Thai et al.  obtained further evidence for such interactions during purification of GrnP-acyltransferase from rabbit Harderian gland peroxisomes. After detergent solubilization the enzyme was isolated as a trimeric complex of about 210 kDa by sucrose density gradient centrifugation. Upon further purification, this complex was found to consist of two proteins, namely alkyl-GrnP synthase and GrnP-acyltransferase.
To collect additional information about the complex formation of both enzymes from sources other than Harderian glands two independent experimental approaches were used: chemical cross-linking and coimmunoprecipitation. On immunoblots of peroxisome-enriched fractions from guinea-pig liver after cross-linking, the monomeric immunoreactive band of GrnP-acyltransferase had disappeared, but no (hetero)multimeric complexes with this enzyme could be detected. The possibility that this resulted from shielding of the epitope recognized by the antibodies, due to conformational changes after cross-linking, was investigated by using two-dimensional SDS/PAGE. Samples were cross-linked with a reducible cross-linker, electrophoresed in the first dimension, reduced and subsequently electrophoresed in the second dimension. Both enzymes (Fig. 3) were detected on immunoblots and were present in a high molecular weight complex in the range of 210 kDa before reduction, indicating that they might form a heterotrimeric complex of this size.

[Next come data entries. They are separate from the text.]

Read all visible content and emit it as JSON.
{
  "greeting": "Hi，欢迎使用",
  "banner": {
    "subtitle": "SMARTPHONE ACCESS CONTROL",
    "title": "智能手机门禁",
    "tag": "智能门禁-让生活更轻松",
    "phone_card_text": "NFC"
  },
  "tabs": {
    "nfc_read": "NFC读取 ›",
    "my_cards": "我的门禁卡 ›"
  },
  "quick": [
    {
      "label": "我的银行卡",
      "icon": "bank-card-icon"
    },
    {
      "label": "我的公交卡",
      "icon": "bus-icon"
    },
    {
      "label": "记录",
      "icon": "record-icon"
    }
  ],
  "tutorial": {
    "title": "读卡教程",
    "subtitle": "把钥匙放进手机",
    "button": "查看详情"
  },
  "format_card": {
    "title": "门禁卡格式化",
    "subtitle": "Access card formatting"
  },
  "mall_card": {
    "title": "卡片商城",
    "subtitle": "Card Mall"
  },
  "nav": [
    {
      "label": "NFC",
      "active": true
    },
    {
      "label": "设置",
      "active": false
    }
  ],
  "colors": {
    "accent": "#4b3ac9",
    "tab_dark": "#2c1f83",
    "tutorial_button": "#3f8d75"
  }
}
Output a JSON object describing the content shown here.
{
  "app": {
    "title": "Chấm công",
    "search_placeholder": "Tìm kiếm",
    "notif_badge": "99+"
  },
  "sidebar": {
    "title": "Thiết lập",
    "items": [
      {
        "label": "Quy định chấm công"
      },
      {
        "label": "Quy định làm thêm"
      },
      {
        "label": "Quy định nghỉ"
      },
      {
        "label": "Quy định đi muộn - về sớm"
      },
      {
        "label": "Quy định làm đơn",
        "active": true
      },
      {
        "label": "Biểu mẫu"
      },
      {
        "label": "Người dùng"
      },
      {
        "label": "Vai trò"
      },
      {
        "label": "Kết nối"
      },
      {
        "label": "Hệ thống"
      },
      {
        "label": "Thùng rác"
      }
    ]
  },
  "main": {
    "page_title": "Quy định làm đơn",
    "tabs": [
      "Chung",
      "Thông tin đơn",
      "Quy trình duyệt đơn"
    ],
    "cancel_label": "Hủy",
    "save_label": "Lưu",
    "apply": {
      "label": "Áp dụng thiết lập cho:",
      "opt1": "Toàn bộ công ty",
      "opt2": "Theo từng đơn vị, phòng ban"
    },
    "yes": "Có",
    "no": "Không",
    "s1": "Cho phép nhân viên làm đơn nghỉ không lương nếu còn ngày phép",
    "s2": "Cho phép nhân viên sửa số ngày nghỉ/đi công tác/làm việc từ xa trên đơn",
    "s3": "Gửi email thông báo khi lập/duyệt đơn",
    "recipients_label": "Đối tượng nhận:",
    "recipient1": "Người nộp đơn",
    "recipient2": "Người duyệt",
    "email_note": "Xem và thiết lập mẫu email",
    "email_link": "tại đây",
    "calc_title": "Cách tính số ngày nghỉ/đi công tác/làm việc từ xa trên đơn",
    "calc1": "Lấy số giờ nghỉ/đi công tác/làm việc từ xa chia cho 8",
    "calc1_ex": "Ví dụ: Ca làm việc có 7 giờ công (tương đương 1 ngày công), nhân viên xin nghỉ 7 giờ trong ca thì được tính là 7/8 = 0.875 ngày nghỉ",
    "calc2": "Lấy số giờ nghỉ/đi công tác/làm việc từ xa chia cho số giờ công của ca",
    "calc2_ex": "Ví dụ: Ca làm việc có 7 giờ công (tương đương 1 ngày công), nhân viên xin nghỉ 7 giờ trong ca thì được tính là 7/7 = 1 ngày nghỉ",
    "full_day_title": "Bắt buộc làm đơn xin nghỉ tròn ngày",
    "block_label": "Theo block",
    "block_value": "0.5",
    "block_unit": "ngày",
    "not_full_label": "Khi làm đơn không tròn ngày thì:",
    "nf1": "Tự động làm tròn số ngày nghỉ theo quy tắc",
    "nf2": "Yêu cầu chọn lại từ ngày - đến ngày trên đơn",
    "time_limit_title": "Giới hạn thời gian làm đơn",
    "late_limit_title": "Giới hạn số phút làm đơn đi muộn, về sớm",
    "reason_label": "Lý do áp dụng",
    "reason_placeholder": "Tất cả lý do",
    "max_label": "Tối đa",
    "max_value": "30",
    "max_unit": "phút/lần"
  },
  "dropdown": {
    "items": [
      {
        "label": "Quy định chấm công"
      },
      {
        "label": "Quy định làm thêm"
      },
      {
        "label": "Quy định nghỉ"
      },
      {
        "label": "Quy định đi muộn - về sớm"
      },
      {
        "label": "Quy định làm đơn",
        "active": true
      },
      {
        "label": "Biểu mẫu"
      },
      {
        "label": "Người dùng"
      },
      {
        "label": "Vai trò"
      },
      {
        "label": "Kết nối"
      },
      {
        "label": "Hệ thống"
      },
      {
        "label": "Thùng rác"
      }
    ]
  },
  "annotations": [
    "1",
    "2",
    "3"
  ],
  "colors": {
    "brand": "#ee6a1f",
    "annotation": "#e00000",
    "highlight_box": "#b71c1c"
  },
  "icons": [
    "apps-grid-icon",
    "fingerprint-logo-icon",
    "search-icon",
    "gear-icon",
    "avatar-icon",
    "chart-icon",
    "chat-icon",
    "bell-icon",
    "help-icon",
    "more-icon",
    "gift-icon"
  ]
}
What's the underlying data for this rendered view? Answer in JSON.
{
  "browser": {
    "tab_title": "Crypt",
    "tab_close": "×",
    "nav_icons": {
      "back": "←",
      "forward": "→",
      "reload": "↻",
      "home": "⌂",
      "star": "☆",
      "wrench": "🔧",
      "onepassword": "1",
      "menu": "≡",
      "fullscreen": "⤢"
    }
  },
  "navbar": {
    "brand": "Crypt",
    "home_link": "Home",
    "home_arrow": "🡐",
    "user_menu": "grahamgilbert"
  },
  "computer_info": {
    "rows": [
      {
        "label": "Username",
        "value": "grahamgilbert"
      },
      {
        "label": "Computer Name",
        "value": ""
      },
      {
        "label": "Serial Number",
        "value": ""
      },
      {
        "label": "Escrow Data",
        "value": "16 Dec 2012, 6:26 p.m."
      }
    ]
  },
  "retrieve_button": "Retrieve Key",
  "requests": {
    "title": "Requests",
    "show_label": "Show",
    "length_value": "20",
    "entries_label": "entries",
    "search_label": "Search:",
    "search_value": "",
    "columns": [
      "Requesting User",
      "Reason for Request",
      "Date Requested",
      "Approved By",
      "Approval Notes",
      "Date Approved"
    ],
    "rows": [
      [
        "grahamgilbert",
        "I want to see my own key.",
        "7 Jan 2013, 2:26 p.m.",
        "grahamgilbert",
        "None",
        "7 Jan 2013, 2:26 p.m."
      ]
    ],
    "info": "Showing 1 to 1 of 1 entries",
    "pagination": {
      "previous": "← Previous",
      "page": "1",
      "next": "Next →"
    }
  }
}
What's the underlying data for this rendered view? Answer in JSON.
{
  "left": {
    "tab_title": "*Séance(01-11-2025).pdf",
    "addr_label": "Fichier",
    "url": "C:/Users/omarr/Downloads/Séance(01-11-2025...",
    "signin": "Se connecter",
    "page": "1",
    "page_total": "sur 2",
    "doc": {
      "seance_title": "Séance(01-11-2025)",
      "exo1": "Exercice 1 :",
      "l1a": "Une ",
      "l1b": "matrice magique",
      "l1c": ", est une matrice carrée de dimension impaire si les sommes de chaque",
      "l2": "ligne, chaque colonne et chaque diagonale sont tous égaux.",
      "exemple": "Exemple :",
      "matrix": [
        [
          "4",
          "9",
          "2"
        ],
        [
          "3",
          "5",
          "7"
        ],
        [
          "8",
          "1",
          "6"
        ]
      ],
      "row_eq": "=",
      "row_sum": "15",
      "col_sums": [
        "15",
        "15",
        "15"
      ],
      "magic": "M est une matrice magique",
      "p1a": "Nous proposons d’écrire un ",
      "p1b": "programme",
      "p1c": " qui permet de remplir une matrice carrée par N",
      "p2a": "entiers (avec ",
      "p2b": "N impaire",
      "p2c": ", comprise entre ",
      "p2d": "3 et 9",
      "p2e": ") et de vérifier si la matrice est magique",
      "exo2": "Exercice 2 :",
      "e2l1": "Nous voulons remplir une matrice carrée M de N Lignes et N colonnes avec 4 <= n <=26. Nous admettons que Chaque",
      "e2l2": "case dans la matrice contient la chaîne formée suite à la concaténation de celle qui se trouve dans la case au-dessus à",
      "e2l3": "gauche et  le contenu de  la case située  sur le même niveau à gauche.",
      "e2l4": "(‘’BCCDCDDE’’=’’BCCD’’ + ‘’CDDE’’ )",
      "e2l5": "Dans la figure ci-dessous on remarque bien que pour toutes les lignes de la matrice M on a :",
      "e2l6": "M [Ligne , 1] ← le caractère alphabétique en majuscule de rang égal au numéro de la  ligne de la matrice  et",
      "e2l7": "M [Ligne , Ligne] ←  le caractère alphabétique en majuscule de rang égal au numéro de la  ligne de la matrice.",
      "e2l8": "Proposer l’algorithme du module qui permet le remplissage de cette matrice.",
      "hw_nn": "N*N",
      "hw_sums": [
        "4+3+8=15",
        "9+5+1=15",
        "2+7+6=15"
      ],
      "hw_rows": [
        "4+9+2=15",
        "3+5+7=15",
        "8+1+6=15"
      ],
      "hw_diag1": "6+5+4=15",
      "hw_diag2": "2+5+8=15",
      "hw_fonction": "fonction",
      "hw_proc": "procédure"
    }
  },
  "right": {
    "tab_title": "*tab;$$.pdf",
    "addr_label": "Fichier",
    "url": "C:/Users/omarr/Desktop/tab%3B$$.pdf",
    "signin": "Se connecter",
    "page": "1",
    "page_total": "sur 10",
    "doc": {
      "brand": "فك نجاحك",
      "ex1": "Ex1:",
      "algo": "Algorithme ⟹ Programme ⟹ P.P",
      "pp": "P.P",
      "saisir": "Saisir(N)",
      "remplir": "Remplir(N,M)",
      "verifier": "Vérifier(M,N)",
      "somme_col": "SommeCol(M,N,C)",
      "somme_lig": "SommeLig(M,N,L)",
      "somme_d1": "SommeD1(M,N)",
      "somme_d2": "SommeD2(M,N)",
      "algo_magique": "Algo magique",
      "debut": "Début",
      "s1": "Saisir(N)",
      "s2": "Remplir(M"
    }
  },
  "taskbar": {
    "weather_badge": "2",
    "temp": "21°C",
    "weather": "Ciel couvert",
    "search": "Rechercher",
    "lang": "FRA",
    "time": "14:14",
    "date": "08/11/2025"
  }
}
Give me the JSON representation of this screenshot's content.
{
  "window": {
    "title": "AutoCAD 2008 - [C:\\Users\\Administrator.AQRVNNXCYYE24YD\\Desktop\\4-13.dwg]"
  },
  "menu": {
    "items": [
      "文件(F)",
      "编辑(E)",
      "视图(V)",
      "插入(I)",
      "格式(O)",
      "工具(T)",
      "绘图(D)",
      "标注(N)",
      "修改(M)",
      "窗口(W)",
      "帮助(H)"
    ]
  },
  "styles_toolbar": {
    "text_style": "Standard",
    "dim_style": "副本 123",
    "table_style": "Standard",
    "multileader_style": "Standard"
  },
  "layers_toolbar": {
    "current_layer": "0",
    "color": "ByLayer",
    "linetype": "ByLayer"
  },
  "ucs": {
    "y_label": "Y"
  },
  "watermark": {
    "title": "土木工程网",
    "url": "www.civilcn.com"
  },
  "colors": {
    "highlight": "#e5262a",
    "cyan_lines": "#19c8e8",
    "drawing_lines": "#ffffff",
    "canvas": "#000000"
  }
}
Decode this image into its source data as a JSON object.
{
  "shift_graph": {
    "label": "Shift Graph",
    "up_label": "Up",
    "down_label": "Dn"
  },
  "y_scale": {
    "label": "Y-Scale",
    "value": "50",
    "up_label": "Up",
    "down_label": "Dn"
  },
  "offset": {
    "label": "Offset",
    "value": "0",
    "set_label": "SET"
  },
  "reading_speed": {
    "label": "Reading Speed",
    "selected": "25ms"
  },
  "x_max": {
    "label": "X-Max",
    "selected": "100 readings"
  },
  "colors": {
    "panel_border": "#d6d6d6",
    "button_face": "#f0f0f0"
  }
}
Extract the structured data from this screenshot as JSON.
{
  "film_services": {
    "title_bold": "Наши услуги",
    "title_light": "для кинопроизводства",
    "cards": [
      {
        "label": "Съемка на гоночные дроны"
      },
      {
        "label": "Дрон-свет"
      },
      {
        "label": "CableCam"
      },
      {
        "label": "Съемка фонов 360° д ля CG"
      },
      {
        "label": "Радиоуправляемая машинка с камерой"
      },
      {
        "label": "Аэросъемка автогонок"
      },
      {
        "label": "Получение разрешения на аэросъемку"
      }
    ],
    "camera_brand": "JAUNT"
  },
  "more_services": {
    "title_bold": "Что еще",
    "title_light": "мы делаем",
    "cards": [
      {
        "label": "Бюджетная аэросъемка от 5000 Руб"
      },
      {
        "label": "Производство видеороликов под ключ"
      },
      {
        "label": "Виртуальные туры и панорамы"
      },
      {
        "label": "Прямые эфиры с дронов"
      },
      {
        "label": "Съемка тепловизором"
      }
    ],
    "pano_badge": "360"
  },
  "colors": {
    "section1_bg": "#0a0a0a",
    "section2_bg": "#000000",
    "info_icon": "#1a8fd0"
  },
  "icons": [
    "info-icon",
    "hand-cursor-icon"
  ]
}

Chemical cross-linking was also performed in human fibroblasts, either from controls having GrnP-acyltransferase or from patients lacking this enzyme. A complex of about 210 kDa was detected in the cell lines containing the GrnP-acyltransferase protein (Fig. 4). Surprisingly, in the cell lines missing the GrnP-acyltransferase protein, we also detected a complex of about 210 kDa, but clearly running at a slightly lower position. It is possible that in the absence of GrnP-acyltransferase another protein of an almost identical size fills up the place, giving rise to the formation of yet another complex. This possibility was confirmed by our observation that recombinant (His)6-tagged alkyl-GrnP synthase forms homodimers and homotrimers after cross-linking in an E. coli supernatant as well as after immobilization on Ni2+-ProBond resin beads (Fig. 5). After incubation of those beads with a Chaps-extract of peroxisomes subsequent cross-linking caused the formation of an additional immunoreactive band that probably corresponds to the heterotrimeric complex containing GrnP-acyltransferase from the detergent extract bound to the immobilized alkyl-GrnP synthase.
Finally, in coimmunoprecipitation experiments (Fig. 6) using Chaps-extracts of peroxisomes, it was found that at least half of the alkyl-GrnP synthase pool was removed with GrnP-acyltransferase immunoprecipitates and vice versa. Complete coimmunoprecipitation may have been prevented by dissociation of the complex in the detergent extract or to differential solubilization of the two enzymes in the detergent extract.
Taken together, this report provides several lines of evidence that alkyl-GrnP synthase and GrnP-acyltransferase, peroxisomal enzymes involved in ether phospholipid biosynthesis, form a heterotrimeric complex. At low BMH concentrations an intermediate dimeric complex was detected also (Fig. 1). This complex formation does not appear to be necessary for the activity of both enzymes. This was shown recently by radiation inactivation experiments, which demonstrated that the active functional units of both enzymes were the monomers . However, complex formation between the two enzymes is likely to facilitate substrate channelling, as is frequently observed in nature.